Recent Liquid Fuel Stove Reviews
The epitome of integrated dual fuel camping stoves. 3+ KW output and uses unleaded petrol/Gasoline or White gas liquid. People claim to have used all sorts of flammable light hydrocarbon liquids as fuel. I was so horrified to hear that the company who bought Coleman have discontinued the 533 that I rushed out to buy some spares to ensure that mine (already 20 years old) outlasts me. Full review
The best and the most reliable backpacking stove I've ever used. Every year, the trails I haunt beckon me to pack the K2 Longbed and get away from civilization once more. Each time I go off into the wilderness, I pack the MSR Dragonfly. It's the same one I purchased in 1993, and the same stove that consistently works without fail, heats up my tea, and makes one-pot cooking a delight. Full review
This is a stable and reliable stove for base camp cooking or backpacking. I have used a number of MSR stoves over the years (Whisperlite, XGK, XGK EX, and the Dragonfly); they have all been reliable performers. The O-ring at the fuel line interface with the pump has always been the failure point…I replace it annually with an inexpensive O-ring from the hardware store. After 10-15 years, the pip on the pump’s NRV (non-return valve) gets hard; I just buy a new pump. Operating this stove is straightforward…pump… Full review
Best part of this stove is its simplicity, and it is just plain bombproof. Bought this stove after reading Colin Fletcher's book on hiking. Fletcher hiked all over the world and sang high praise on this stove. After that I researched it and was convinced this was the stove for hiking and for me. Full review

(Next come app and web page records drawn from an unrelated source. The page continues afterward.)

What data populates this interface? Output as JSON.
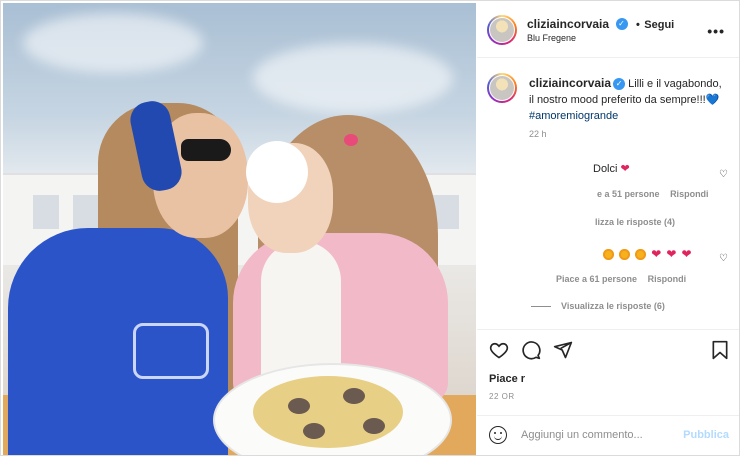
{
  "post": {
    "username": "cliziaincorvaia",
    "follow_label": "Segui",
    "location": "Blu Fregene",
    "more_label": "•••",
    "photo_alt": ""
  },
  "caption": {
    "username": "cliziaincorvaia",
    "text": "Lilli e il vagabondo, il nostro mood preferito da sempre!!!",
    "emoji": "💙",
    "hashtag": "#amoremiogrande",
    "time": "22 h"
  },
  "comments": [
    {
      "text": "Dolci",
      "emoji": "❤",
      "likes_label": "e a 51 persone",
      "reply_label": "Rispondi",
      "view_replies": "lizza le risposte (4)"
    },
    {
      "text": "",
      "emoji_row": [
        "star",
        "star",
        "star",
        "heart",
        "heart",
        "heart"
      ],
      "likes_label": "Piace a 61 persone",
      "reply_label": "Rispondi",
      "view_replies": "Visualizza le risposte (6)"
    }
  ],
  "actions": {
    "like_icon": "heart-icon",
    "comment_icon": "comment-icon",
    "share_icon": "share-icon",
    "save_icon": "bookmark-icon"
  },
  "likes_text": "Piace r",
  "date_text": "22 OR",
  "add_comment": {
    "placeholder": "Aggiungi un commento...",
    "publish_label": "Pubblica"
  },
  "colors": {
    "verified": "#3897f0",
    "hashtag": "#00376b",
    "publish_disabled": "#b3dbff",
    "heart": "#e0245e"
  }
}
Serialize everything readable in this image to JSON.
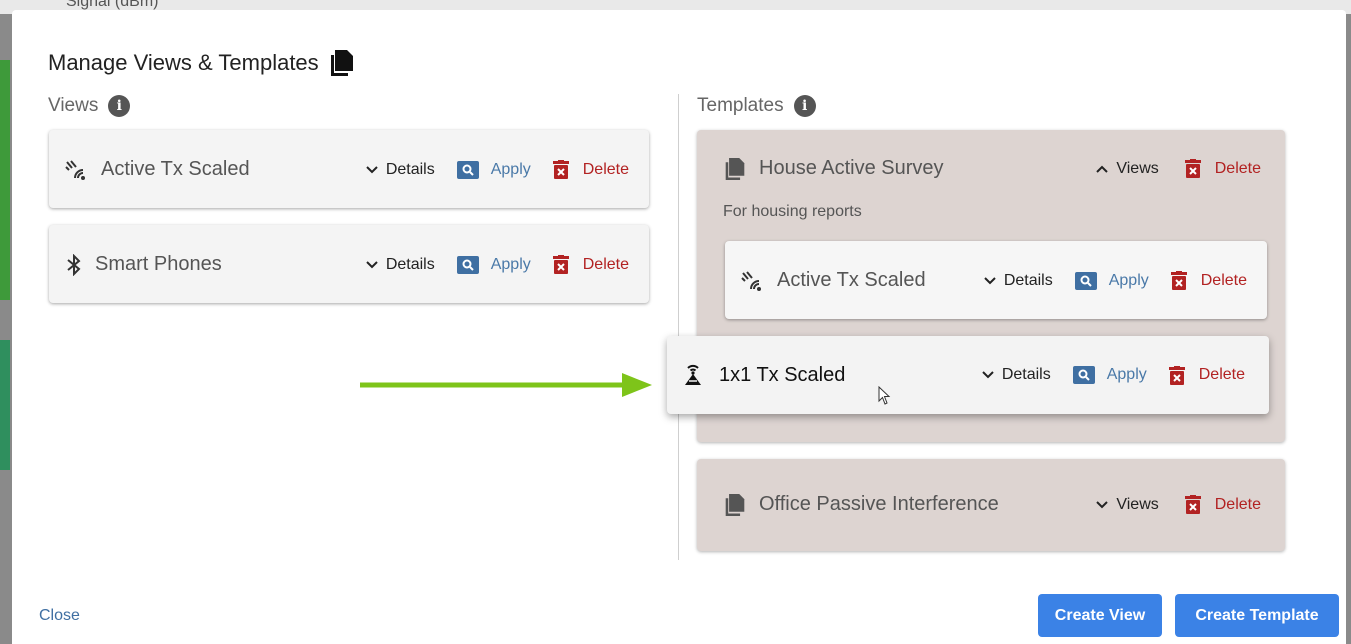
{
  "background": {
    "partial_text": "Signal (dBm)"
  },
  "dialog": {
    "title": "Manage Views & Templates",
    "views_heading": "Views",
    "templates_heading": "Templates",
    "info_glyph": "i"
  },
  "views": [
    {
      "name": "Active Tx Scaled",
      "icon": "signal-waves-icon",
      "details": "Details",
      "apply": "Apply",
      "delete": "Delete"
    },
    {
      "name": "Smart Phones",
      "icon": "bluetooth-icon",
      "details": "Details",
      "apply": "Apply",
      "delete": "Delete"
    }
  ],
  "templates": [
    {
      "name": "House Active Survey",
      "description": "For housing reports",
      "toggle": "Views",
      "expanded": true,
      "delete": "Delete",
      "views": [
        {
          "name": "Active Tx Scaled",
          "icon": "signal-waves-icon",
          "details": "Details",
          "apply": "Apply",
          "delete": "Delete"
        }
      ]
    },
    {
      "name": "Office Passive Interference",
      "toggle": "Views",
      "expanded": false,
      "delete": "Delete"
    }
  ],
  "dragging_view": {
    "name": "1x1 Tx Scaled",
    "icon": "broadcast-tower-icon",
    "details": "Details",
    "apply": "Apply",
    "delete": "Delete"
  },
  "footer": {
    "close": "Close",
    "create_view": "Create View",
    "create_template": "Create Template"
  },
  "colors": {
    "primary": "#3b82e6",
    "link": "#4a79a8",
    "danger": "#b22222",
    "template_bg": "#ddd4d1",
    "arrow": "#7ec41a"
  }
}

I'm 71 years old and planning on hiking a section of the AT next year. I was thinking about the gear I would need when I remembered a SVEA that my father had given me. I dug it out of a canoe box. The stove probably hasn't seen the light of day in over 40 years. I filled it with fuel, primed it, and it took right off. You've got to love a quality item that works exactly as it was designed to do. I hadn't seen this stove since I was a teenager. I took it apart and looked at the various pieces. It… Full review
I've had my SVEA 123 (not R) stove since the early seventies. It's never failed me on a camping trip. Apart from the priming, super easy to use, and it even simmers. My SVEA was one of the highlights of any of my modest backpacking trips. Hearing that jet burst of flame meant a hot, well earned meal was close at hand and marked a welcomed inflection point to the end of a sweaty day on the trail. I have an MSR Dragonfly, and it's a great stove, but requires some setting up of course. The SVEA, just… Full review
Bought in the '80s and still works perfect. Just a few cleanings. The old models have a control lever that makes flame adjustment a snap. Love it. This stove has never failed me. t does it all for rapid boil to cooking for six. Can control the flame to simmer and make cobblers. It has been to the Sierra, Tetons, Big Horns, Maine, Michigan...and always satisfies. Full review
IMPORTANT: "Unleaded Gasoline" means the type without alcohol (gasohol, methanol or ethanol) added. If you use any alcohol augmented fuels, the stove will not work properly and can create dangerous sputtering, spraying of fuel beyond the burner and flaming out. Be sure the unleaded gasoline is not alcohol augmented or just use Coleman stove fuel if you cannot be sure. The added cost will pay back in safe operation and fewer hospital visits! If you get alcohol augmented fuel into the stove, drain… Full review
Well built. Needs an additional silencer cap to achieve its potential. I bought this recently as an alternative to my Coleman 442 and to replace a Primus Omnilite. I tested it with its normal flame spreader boiling half a litre of water with canister gas, white gas, and kerosene. Apart from being very loud, which I expected, I found the performance on canister gas disappointing. It took a full minute longer than the other fuels to boil half a litre, and simmer control was poor, having a tendency… Full review